I feel weird whenever I go through an extended period of not buying Batman comics. From the tiny digests that I owned as a kid, to UK reprint titles, petrol station spinner racks and eventually visits to comic shops, Batman comics have been a staple of my comics reading. When I’ve been underwhelmed by the current DC output, or had to cut back due to lack of money, it’s felt like an unscratched itch. photo

Lately I’ve been getting the Snyder/Capullo Batman in paperback, which means I’m years behind, and reading the odd mix of recentish Batman titles reprinted in the UK. The Snyder stuff is great, the rest a mixed bag, and it’s all very infrequent and irregular.

I do still buy two or three US comics a week though, and so I’m susceptible to the more regular diet of a weekly Batman comic in the form of Batman Eternal – providing I can justify paying for it every week at the expense of all those all new Marvel titles, Image books etc.

Batman Eternal is a weekly book developed by a team of writers including, and presumably led by, Scott Snyder. The writing team and weekly schedule suggest something closer to the approach of a TV show than a monthly comic, and that’s what these first two issues set up, building a sprawling ensemble and setting various hares running.

The danger of a project of this scope is that twenty pages isn’t much to set up the sprawl that an epic weekly series is going to need, and indeed it’s not clear by the end of #1 the scope of what Eternal intends to be. The first issue has a flash forward to horrible future events, introduces the characters at the Gotham City Police Department via a newbie to the force, then throws us into the big action scene that’s the inciting incident for this story.
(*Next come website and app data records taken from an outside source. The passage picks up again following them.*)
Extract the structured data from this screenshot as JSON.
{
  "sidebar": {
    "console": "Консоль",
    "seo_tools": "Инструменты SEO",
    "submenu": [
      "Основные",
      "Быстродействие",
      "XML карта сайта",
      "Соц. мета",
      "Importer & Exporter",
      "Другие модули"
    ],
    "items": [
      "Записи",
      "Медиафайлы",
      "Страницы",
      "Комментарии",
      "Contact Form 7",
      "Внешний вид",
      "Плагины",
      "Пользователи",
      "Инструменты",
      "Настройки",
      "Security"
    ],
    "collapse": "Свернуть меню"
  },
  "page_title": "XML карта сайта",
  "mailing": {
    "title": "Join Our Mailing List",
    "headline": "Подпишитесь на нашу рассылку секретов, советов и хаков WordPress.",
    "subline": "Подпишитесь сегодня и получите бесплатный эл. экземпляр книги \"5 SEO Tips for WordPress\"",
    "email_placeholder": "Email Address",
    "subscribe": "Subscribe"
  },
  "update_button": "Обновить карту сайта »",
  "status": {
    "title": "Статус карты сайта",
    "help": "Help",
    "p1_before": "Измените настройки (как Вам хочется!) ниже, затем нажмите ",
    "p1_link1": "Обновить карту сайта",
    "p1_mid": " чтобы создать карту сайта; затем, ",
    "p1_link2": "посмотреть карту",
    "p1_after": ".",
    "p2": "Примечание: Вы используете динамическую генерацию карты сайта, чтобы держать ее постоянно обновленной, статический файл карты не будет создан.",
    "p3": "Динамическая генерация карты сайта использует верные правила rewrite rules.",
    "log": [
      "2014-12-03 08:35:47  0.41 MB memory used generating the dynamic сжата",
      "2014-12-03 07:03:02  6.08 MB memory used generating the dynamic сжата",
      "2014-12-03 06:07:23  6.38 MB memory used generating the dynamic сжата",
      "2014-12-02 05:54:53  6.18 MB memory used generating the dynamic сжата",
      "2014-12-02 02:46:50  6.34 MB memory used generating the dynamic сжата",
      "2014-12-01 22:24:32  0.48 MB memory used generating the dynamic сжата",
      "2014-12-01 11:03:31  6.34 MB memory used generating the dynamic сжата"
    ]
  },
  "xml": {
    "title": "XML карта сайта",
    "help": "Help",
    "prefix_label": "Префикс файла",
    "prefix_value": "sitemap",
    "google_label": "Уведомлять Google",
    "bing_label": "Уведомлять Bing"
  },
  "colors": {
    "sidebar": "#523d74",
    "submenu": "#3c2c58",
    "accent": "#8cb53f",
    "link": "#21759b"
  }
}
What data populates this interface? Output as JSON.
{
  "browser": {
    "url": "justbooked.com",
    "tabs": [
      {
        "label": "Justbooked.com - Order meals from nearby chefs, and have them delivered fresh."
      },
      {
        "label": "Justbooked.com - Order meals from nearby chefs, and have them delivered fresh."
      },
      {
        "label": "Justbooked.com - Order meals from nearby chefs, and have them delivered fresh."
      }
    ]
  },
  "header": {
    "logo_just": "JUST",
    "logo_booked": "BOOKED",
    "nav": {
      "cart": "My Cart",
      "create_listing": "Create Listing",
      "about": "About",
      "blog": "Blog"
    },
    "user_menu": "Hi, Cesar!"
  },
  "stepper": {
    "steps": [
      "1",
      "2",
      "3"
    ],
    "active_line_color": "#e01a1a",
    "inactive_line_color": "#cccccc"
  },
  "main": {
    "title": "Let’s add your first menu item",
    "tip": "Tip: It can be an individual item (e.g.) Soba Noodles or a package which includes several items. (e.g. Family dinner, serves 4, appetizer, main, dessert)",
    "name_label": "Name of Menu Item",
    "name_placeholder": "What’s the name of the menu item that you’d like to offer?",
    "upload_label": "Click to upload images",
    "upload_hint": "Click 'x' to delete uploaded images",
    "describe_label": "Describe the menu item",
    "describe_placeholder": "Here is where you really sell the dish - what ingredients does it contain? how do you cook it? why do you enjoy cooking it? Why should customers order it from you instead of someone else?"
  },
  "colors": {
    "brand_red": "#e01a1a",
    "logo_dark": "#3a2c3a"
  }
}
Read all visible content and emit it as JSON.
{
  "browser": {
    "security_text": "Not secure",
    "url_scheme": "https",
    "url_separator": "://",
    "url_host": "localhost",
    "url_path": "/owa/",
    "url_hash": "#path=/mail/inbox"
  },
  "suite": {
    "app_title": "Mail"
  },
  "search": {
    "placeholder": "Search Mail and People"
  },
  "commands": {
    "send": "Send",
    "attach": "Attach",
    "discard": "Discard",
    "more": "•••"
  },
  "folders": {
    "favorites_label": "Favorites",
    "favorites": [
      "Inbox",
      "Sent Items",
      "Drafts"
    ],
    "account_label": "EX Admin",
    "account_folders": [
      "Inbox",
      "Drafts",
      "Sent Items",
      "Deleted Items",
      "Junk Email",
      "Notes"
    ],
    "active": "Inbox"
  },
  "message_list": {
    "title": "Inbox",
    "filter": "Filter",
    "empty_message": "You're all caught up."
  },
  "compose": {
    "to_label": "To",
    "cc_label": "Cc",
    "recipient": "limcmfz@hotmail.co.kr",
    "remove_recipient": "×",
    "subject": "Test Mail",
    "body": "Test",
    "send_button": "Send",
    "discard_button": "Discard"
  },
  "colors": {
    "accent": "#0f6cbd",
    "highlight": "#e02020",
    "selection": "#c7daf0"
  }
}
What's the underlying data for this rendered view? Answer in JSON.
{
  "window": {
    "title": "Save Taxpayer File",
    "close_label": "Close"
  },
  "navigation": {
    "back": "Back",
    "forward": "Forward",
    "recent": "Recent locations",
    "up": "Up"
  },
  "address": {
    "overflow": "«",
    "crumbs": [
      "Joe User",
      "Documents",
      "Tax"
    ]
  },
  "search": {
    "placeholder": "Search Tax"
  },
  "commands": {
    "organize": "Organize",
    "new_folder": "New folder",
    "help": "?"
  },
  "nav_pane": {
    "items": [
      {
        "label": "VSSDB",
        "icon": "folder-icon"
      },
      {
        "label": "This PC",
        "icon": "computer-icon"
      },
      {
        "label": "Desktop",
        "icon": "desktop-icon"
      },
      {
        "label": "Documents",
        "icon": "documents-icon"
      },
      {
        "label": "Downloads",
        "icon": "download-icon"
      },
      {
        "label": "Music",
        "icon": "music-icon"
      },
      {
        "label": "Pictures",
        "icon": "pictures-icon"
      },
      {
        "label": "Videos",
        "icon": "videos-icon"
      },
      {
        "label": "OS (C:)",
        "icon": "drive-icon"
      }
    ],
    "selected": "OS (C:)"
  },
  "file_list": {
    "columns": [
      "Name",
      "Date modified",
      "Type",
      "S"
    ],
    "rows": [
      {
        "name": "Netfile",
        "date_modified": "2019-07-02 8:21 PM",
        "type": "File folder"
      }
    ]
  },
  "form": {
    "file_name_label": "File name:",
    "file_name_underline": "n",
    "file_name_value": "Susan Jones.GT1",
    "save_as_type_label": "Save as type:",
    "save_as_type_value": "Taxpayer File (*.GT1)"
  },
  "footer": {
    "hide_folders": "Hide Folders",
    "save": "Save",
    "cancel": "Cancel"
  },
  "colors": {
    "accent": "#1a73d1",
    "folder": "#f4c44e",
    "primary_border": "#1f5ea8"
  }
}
It’s kind of intriging, artist Jason Fabok does very solid Bat-work in the very Arkham-game-influenced New 52 mould, but it doesn’t quite explain what this whole weekly series is actually going to be about.

#2 sets things up a lot better, exploring the ramifications of the incident in #1 and, in a final page reveal, showing who is behind it all. As such I’d actually recommend #2 as a sample more than #1 – the first issue’s events are recapped well enough, and by the end of this second issue the reader’s reaction to what is revealed should provide a good indication as to whether this is your kind of series.  On one level it’s just a villain reveal, but the implications are for a story that’s wide in scope and go to the heart of what makes Gotham and the Bat cast distinctive.

It should be fun, and for now I’m in. Apart from anything else I’m curious to see how the series competes for my attention over the long haul. When I last read a weekly series, 52, I had more money and time for these things. Can Batman Eternal compete with other distractions? We’ll see.



April 17, 2014. Tags: , , , , , , , , , , . Uncategorized. Comments off.